Sitting on the outskirts of a rapidly-growing startup with 50,000+ accounts and 30 million+ registrations, I’ve realized that email copywriting is, at least to my detriment, not just about email copywriting. It’s about copywriting in general.
Do you see a shortcut to find the equivalent fraction? Notice that [latex]0.8=\frac{8}{10}[/latex] and [latex]0.05=\frac{5}{100}[/latex]. The least common denominator of [latex]\frac{8}{10}[/latex] and [latex]\frac{5}{100}[/latex] is [latex]100[/latex]. By multiplying the numerator and denominator of [latex]\frac{0.8}{0.05}[/latex] by [latex]100[/latex], we ‘moved’ the decimal two places to the right to get the equivalent fraction with no decimals. Now that we understand the math behind the process, we can find the fraction with no decimals like this: Reducing a fraction may seem unnecessary when you're converting a decimal. But it's important if you're going to use the fraction in a math problem. If you're adding two fractions, you may even need to reduce or change both fractions so they have a common denominator. (Source:

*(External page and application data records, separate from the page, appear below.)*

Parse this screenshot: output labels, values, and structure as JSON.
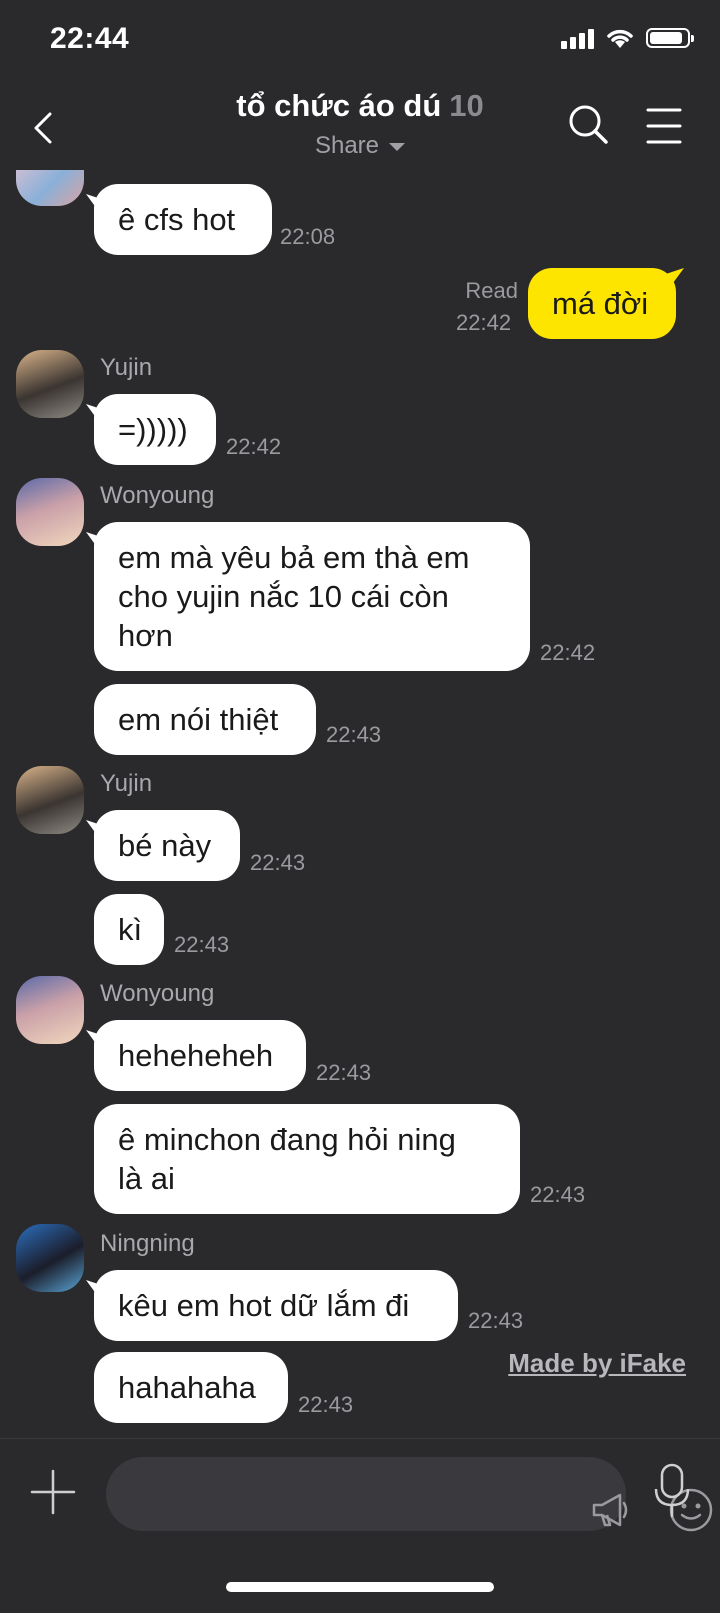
{
  "status_bar": {
    "time": "22:44",
    "battery_level": 0.9
  },
  "header": {
    "title": "tổ chức áo dú",
    "member_count": "10",
    "subtitle": "Share"
  },
  "messages": [
    {
      "type": "other",
      "text": "ê cfs hot",
      "time": "22:08"
    },
    {
      "type": "me",
      "read_label": "Read",
      "text": "má đời",
      "time": "22:42"
    },
    {
      "type": "other",
      "sender": "Yujin",
      "text": "=)))))",
      "time": "22:42"
    },
    {
      "type": "other",
      "sender": "Wonyoung",
      "text": "em mà yêu bả em thà em\ncho yujin nắc 10 cái còn\nhơn",
      "time": "22:42"
    },
    {
      "type": "other",
      "text": "em nói thiệt",
      "time": "22:43"
    },
    {
      "type": "other",
      "sender": "Yujin",
      "text": "bé này",
      "time": "22:43"
    },
    {
      "type": "other",
      "text": "kì",
      "time": "22:43"
    },
    {
      "type": "other",
      "sender": "Wonyoung",
      "text": "heheheheh",
      "time": "22:43"
    },
    {
      "type": "other",
      "text": "ê minchon đang hỏi ning\nlà ai",
      "time": "22:43"
    },
    {
      "type": "other",
      "sender": "Ningning",
      "text": "kêu em hot dữ lắm đi",
      "time": "22:43"
    },
    {
      "type": "other",
      "text": "hahahaha",
      "time": "22:43"
    }
  ],
  "watermark": "Made by iFake",
  "icons": [
    "back-icon",
    "search-icon",
    "menu-icon",
    "plus-icon",
    "megaphone-icon",
    "emoji-icon",
    "mic-icon"
  ],
  "colors": {
    "background": "#2a2a2d",
    "my_bubble": "#fee500",
    "other_bubble": "#ffffff"
  }
}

The following video illustrates the notion of fractions as numbers by providing a brief overview of the development of fractions as part of the real number system. Before you watch the clip it may be useful for you to recall the meaning of the following terms "natural" number and "integer" by clicking on the following link Whole Numbers and Integers from Math Is Fun - Maths Resources. Sometimes it's useful to convert one kind of number into another. For example, it's much easier to add 1/4 and 0.5 if you turn 0.5 into a fraction. Learning how to convert fractions, decimals, and percents will also help you as you learn more advanced math. You will often see an alternative notation in maths books, where two numbers a and b are congruent or equivalent (≡) if, when divided by a given number, the modulus n , they have the same remainder: (Source: www.maths.surrey.ac.uk)